Like with those predecessors, there are lots of tiny indicator LEDs but thankfully not in all the colors of the rainbow. From left to right (and with corresponding pilot lights) there is the power button; buttons for inputs 1 thru 3; a row of five LEDs to indicate input frequency lock at 32K, 44.1K, 48K, 96K and SACD/192K; a motorized analog volume control; and a thru-hole for the IR sensor that is mounted behind the actual front panel.

In operation, the bright and non-defeatable illumination includes two small green lights (power and one input) and one red for frequency lock. On the back, and from left to right, is a pair of high-quality RCA analog outputs, an XLR/BNC duo for input 3, two TOSLINKS for inputs 2 and 1, two computer-modem type "Data In" and "Clock Out" ports and the IEC power inlet.

For promotional purposes, my unit included a generic Zenith remote control with concise instructions on how to program it for code 807 to control the DAC's output voltage via the servo-assisted motorized ALPS pot. It yields a maximum output impedance of 5kohms. If connection to a preamp is desired, Birdland recommends to set this attenuator to its 3 o'clock position for optimum impedance and an output voltage of 1.5V. Maximum output voltage (attenuator wide open) is 2.7V RMS at 7.68 volts peak-to-peak.

Programming was straightforward - hold "power" and "mute" simultaneously until the red LED turns solid, then press the "vol -" button 8 times and the "vol +" seven and finish off with "mute" to save. The red LEDs goes off to confirm success. The Odeon now acknowledged receipt of remote commands with a blink of its green power LED - a thoughtful touch.

I grilled Gameiro on the somewhat dinky -- but flawlessly functional -- remote. He was nonplussed. To include a fancy purpose-designed custom remote would have significantly impacted the $1,390 retail of the DAC, easily adding a few hundred dollars. Why? Gameiro -- rightly in my opinion -- counts on the user to already own a nice system remote that, with Birdland Audio's assistance, can be easily programmed to control the DAC. Perfectly sensible!
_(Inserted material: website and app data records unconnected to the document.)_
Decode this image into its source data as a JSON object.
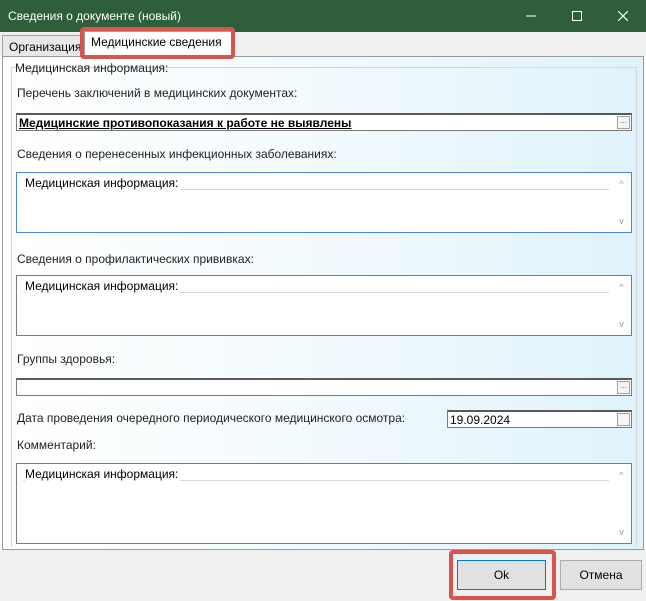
{
  "window": {
    "title": "Сведения о документе (новый)"
  },
  "tabs": [
    {
      "label": "Организация"
    },
    {
      "label": "Медицинские сведения"
    }
  ],
  "group": {
    "legend": "Медицинская информация:"
  },
  "fields": {
    "conclusions_label": "Перечень заключений в медицинских документах:",
    "conclusions_value": "Медицинские противопоказания к работе не выявлены",
    "infections_label": "Сведения о перенесенных инфекционных заболеваниях:",
    "infections_inner": "Медицинская информация:",
    "vaccinations_label": "Сведения о профилактических прививках:",
    "vaccinations_inner": "Медицинская информация:",
    "health_groups_label": "Группы здоровья:",
    "health_groups_value": "",
    "exam_date_label": "Дата проведения очередного периодического медицинского осмотра:",
    "exam_date_value": "19.09.2024",
    "comment_label": "Комментарий:",
    "comment_inner": "Медицинская информация:"
  },
  "buttons": {
    "ok": "Ok",
    "cancel": "Отмена"
  },
  "glyphs": {
    "ellipsis": "...",
    "scroll_up": "^",
    "scroll_down": "v"
  },
  "colors": {
    "titlebar": "#2e5e3a",
    "highlight": "#d9534f",
    "focus_border": "#4a86c8"
  }
}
Bravo then for including this amplifier-direct feature without driving the price up. And bravo again for going analog rather than digital-domain lose-bits-as-you-attenuate. And bravo one more time for making this unit SACD-ready if/when such players output a DSD digital data stream.

Specs not of dust but perhaps leaving -- in -- the dust

Frequency response is given as DC to 38kHz +0/-1dB, dynamic range >118dB, S/N ratio >118dB, channel separation 112dB. Add-on cards include a "hyper-stable jitter-free 20ppm reclocker" and a pending SACD module.

With these technical and introductory potatoes and green leafy veggies out of the way, we now get to the real meat. How's it sound?